Work order> Where the word "gradient" occurs in a line of the data, return the whole line.

==== Information given ====

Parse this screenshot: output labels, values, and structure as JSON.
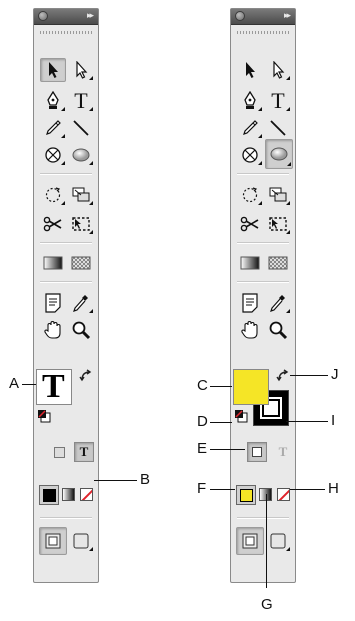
{
  "callouts": {
    "a": "A",
    "b": "B",
    "c": "C",
    "d": "D",
    "e": "E",
    "f": "F",
    "g": "G",
    "h": "H",
    "i": "I",
    "j": "J"
  },
  "type_tool_glyph": "T",
  "swatches": {
    "fill_yellow": "#f5e526",
    "stroke_black": "#000000",
    "none_red": "#e0242c"
  },
  "icons": [
    "selection-tool-icon",
    "direct-selection-tool-icon",
    "pen-tool-icon",
    "type-tool-icon",
    "pencil-tool-icon",
    "line-tool-icon",
    "rectangle-frame-tool-icon",
    "ellipse-tool-icon",
    "rotate-tool-icon",
    "free-transform-tool-icon",
    "scissors-tool-icon",
    "gradient-feather-icon",
    "gradient-tool-icon",
    "gradient-swatch-icon",
    "note-tool-icon",
    "eyedropper-tool-icon",
    "hand-tool-icon",
    "zoom-tool-icon",
    "swap-arrow-icon",
    "default-fill-stroke-icon",
    "formatting-container-icon",
    "formatting-text-icon",
    "apply-color-icon",
    "apply-gradient-icon",
    "apply-none-icon",
    "normal-view-icon",
    "screen-mode-icon"
  ]
}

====

Solved exercise>
    "gradient-feather-icon",
    "gradient-tool-icon",
    "gradient-swatch-icon",
    "apply-gradient-icon",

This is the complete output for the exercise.